The United Nations’ Committee on Human Rights Committee (HRC) has examined the implementation of the International Covenant on Civil and Political Rights by the Republic of Tajikistan during its 126th session. The Committee’s experts pointed out the negative consequences of the absence of comprehensive anti-discrimination legislation in Tajikistan, despite the creation in 2018 of a working group for this project, and the earlier recommendations of the UN HRC concerning providing protection to members of vulnerable groups against all forms of discrimination, including sexual orientation and gender identity (SOGI), as well as effective provision of compensation for damage.
The Committee noted the difficult situation of people with HIV in Tajikistan, due to biased attitude from representatives of various services and existing barriers in access to healthcare led to the spread of infectious diseases.

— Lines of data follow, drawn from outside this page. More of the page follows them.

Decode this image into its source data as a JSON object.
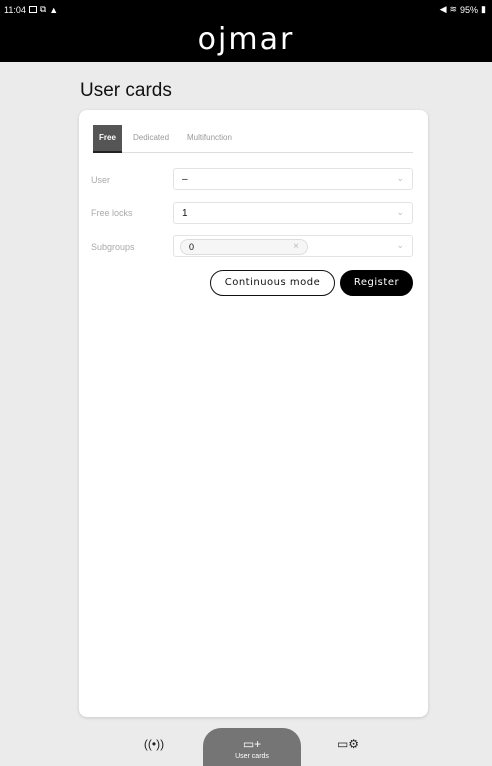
{
  "status_bar": {
    "time": "11:04",
    "battery": "95%",
    "left_icons": [
      "gallery-icon",
      "cast-icon",
      "alert-icon"
    ],
    "right_icons": [
      "mute-icon",
      "wifi-icon",
      "battery-icon"
    ]
  },
  "app": {
    "logo": "ojmar"
  },
  "page": {
    "title": "User cards"
  },
  "tabs": [
    {
      "label": "Free",
      "active": true
    },
    {
      "label": "Dedicated",
      "active": false
    },
    {
      "label": "Multifunction",
      "active": false
    }
  ],
  "form": {
    "user": {
      "label": "User",
      "value": "–"
    },
    "free_locks": {
      "label": "Free locks",
      "value": "1"
    },
    "subgroups": {
      "label": "Subgroups",
      "chip_value": "0"
    }
  },
  "buttons": {
    "continuous_mode": "Continuous mode",
    "register": "Register"
  },
  "bottom_nav": {
    "items": [
      {
        "icon": "broadcast-icon",
        "label": ""
      },
      {
        "icon": "add-card-icon",
        "label": "User cards",
        "active": true
      },
      {
        "icon": "card-settings-icon",
        "label": ""
      }
    ]
  }
}
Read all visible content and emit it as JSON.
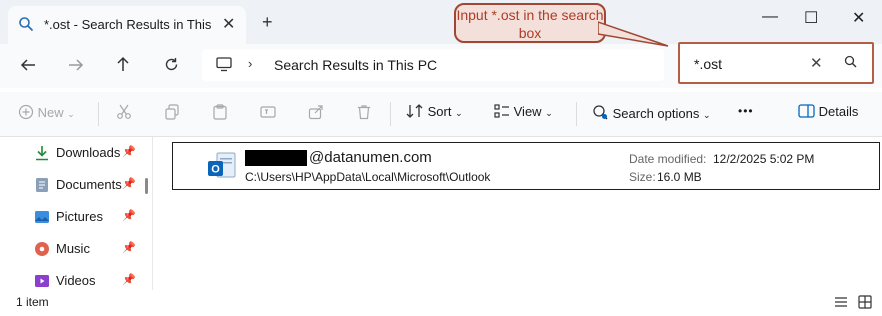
{
  "window": {
    "tab_title": "*.ost - Search Results in This P",
    "new_tab": "+",
    "tab_close": "✕",
    "minimize": "—",
    "maximize": "☐",
    "close": "✕"
  },
  "address_bar": {
    "location": "Search Results in This PC",
    "chevron": "›"
  },
  "search": {
    "value": "*.ost",
    "clear": "✕"
  },
  "callout": {
    "text": "Input *.ost in the search box",
    "border_color": "#a04632"
  },
  "toolbar": {
    "new_label": "New",
    "sort_label": "Sort",
    "view_label": "View",
    "search_options_label": "Search options",
    "more_label": "•••",
    "details_label": "Details"
  },
  "sidebar": {
    "items": [
      {
        "label": "Downloads",
        "icon": "download-icon"
      },
      {
        "label": "Documents",
        "icon": "documents-icon"
      },
      {
        "label": "Pictures",
        "icon": "pictures-icon"
      },
      {
        "label": "Music",
        "icon": "music-icon"
      },
      {
        "label": "Videos",
        "icon": "videos-icon"
      }
    ]
  },
  "result": {
    "name_suffix": "@datanumen.com",
    "path": "C:\\Users\\HP\\AppData\\Local\\Microsoft\\Outlook",
    "date_label": "Date modified:",
    "date_value": "12/2/2025 5:02 PM",
    "size_label": "Size:",
    "size_value": "16.0 MB"
  },
  "status": {
    "count": "1 item"
  },
  "colors": {
    "accent": "#0067c0",
    "highlight": "#b35e45"
  }
}
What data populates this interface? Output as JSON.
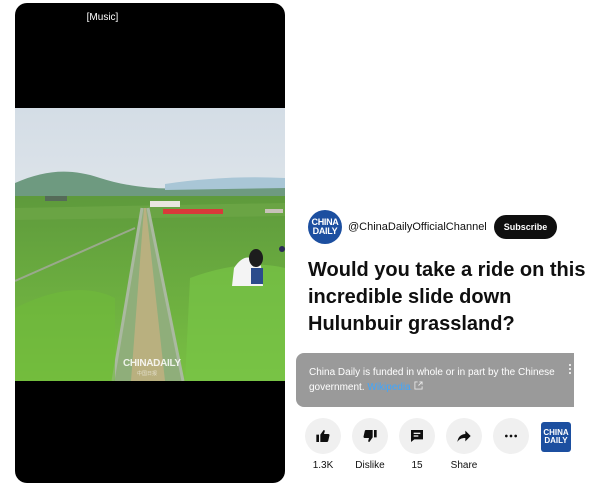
{
  "player": {
    "caption": "[Music]",
    "watermark": "CHINADAILY",
    "watermark_sub": "中国日报"
  },
  "channel": {
    "avatar_line1": "CHINA",
    "avatar_line2": "DAILY",
    "handle": "@ChinaDailyOfficialChannel",
    "subscribe_label": "Subscribe"
  },
  "video": {
    "title": "Would you take a ride on this incredible slide down Hulunbuir grassland?"
  },
  "info_panel": {
    "text": "China Daily is funded in whole or in part by the Chinese government.",
    "link_text": "Wikipedia"
  },
  "actions": {
    "like_count": "1.3K",
    "dislike_label": "Dislike",
    "comment_count": "15",
    "share_label": "Share"
  },
  "brand_badge": {
    "line1": "CHINA",
    "line2": "DAILY"
  },
  "colors": {
    "brand": "#1c4fa0",
    "subscribe_bg": "#0f0f0f",
    "link": "#3ea6ff",
    "info_bg": "#9a9a9a"
  }
}
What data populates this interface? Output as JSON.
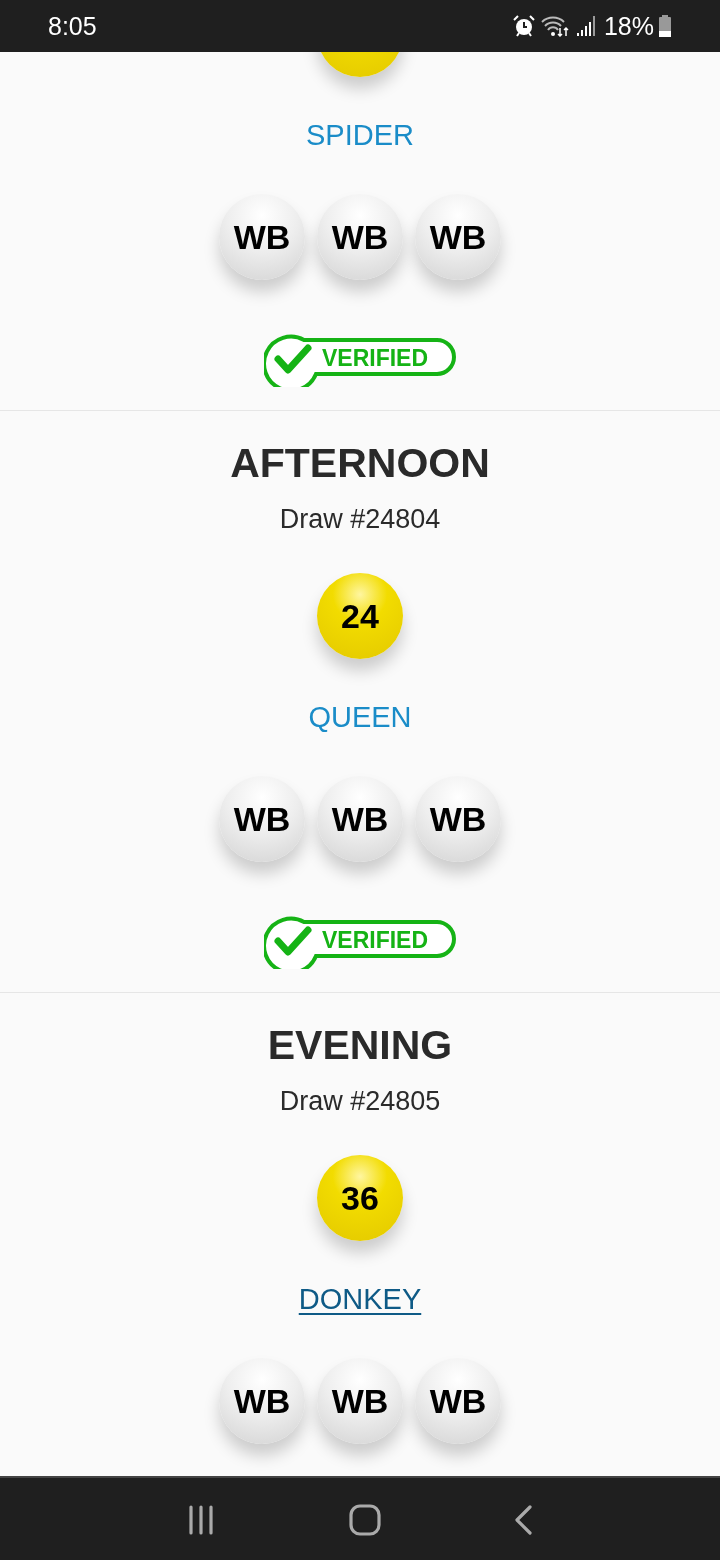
{
  "status_bar": {
    "time": "8:05",
    "battery": "18%"
  },
  "draws": [
    {
      "animal": {
        "text": "SPIDER",
        "focused": false
      },
      "white_balls": [
        "WB",
        "WB",
        "WB"
      ],
      "badge": "VERIFIED"
    },
    {
      "title": "AFTERNOON",
      "draw": "Draw #24804",
      "number": "24",
      "animal": {
        "text": "QUEEN",
        "focused": false
      },
      "white_balls": [
        "WB",
        "WB",
        "WB"
      ],
      "badge": "VERIFIED"
    },
    {
      "title": "EVENING",
      "draw": "Draw #24805",
      "number": "36",
      "animal": {
        "text": "DONKEY",
        "focused": true
      },
      "white_balls": [
        "WB",
        "WB",
        "WB"
      ]
    }
  ]
}
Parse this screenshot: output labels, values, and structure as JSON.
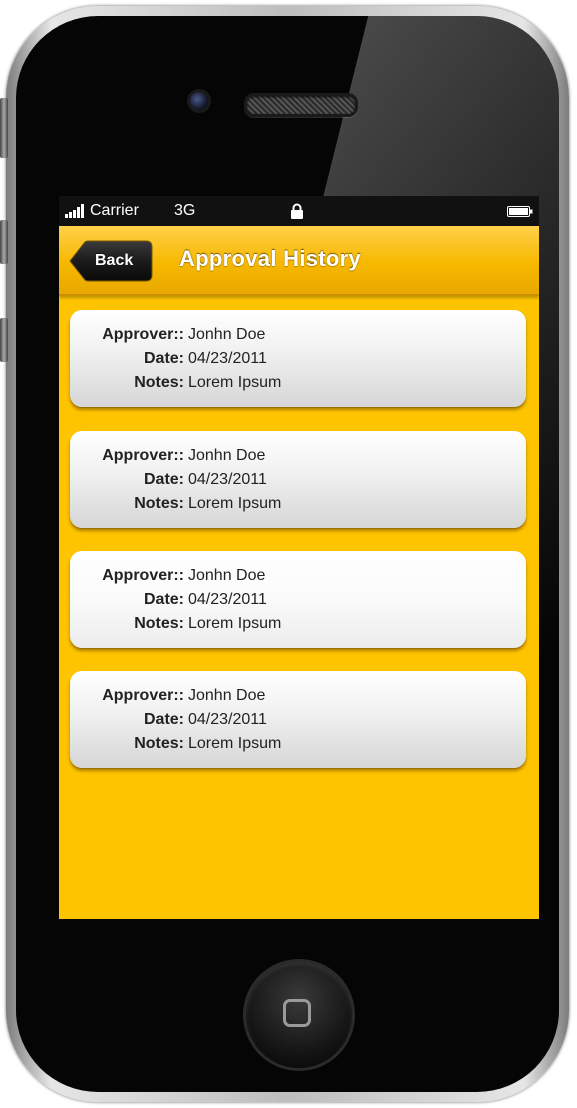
{
  "status_bar": {
    "carrier": "Carrier",
    "network": "3G",
    "signal_icon": "signal-bars-icon",
    "lock_icon": "lock-icon",
    "battery_icon": "battery-icon"
  },
  "nav_bar": {
    "back_label": "Back",
    "title": "Approval History"
  },
  "approvals": [
    {
      "approver_label": "Approver::",
      "approver": "Jonhn Doe",
      "date_label": "Date:",
      "date": "04/23/2011",
      "notes_label": "Notes:",
      "notes": "Lorem Ipsum"
    },
    {
      "approver_label": "Approver::",
      "approver": "Jonhn Doe",
      "date_label": "Date:",
      "date": "04/23/2011",
      "notes_label": "Notes:",
      "notes": "Lorem Ipsum"
    },
    {
      "approver_label": "Approver::",
      "approver": "Jonhn Doe",
      "date_label": "Date:",
      "date": "04/23/2011",
      "notes_label": "Notes:",
      "notes": "Lorem Ipsum"
    },
    {
      "approver_label": "Approver::",
      "approver": "Jonhn Doe",
      "date_label": "Date:",
      "date": "04/23/2011",
      "notes_label": "Notes:",
      "notes": "Lorem Ipsum"
    }
  ],
  "colors": {
    "accent": "#ffc400",
    "nav_top": "#ffd04a",
    "nav_bottom": "#e8a800",
    "back_button": "#1a1a1a"
  }
}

The HRC has paid particular attention to the rights of LGBTI people, who suffer from deeply rooted homophobia and transphobia, are subject to unlawful arrests and harassment, abuse, violence, extortion of money by law enforcement officers. Experts of UN HRC expressed their regret about the public condemnation of homosexuality by Tajikistan officials, mentioning the statement made by the country’s ombudsman about the impossibility to implement the recommendations of the international human rights organizations on the rights of LGBT people because of “the moral and ethical norms concerning the relations between people in the country”. During the review of Tajikistan’s report, the Committee asked if the LGBT personal registry created by the law enforcement agencies would be abolished. However, Rahmon Yusuf, Attorney General of Tajikistan and the head of the country’s delegation at the session, denied the existence of such a registry despite massive evidence presented by the victims.
UN HRC members recommended that the authorities of Tajikistan provide effective protection against all forms of discrimination based on SOGI, provide for the inadmissibility of approving discriminatory and violent behavior towards LGBTI people, and provide compensation of damages to victims; as well as fight against homophobic and transphobic discourse, including through trainings for law enforcement officers and other officials and other educational activities aimed at a broader public; examine existing law enforcement practices and ensure that LGBTI people were not listed in the special registry, and finally put an end to the violation of the right to privacy, freedom and security.
Noting the existing problems of inequality between men and women, as well as domestic violence and polygamy, the Committee recommended adopting measures to ensure gender equality, particularly by increasing women’s representation in political and public life, ensuring compliance with effective legal prohibition of polygamy and organizing adequate information campaigns.
Mentioning a special operation in Khorog in 2012, UN HRC experts regretfully noted the lack of information on the results of the investigation of violent crimes against civilians and recommended once again to draw to responsibility the perpetrators of these crimes, as well as to provide adequate compensation to the victims.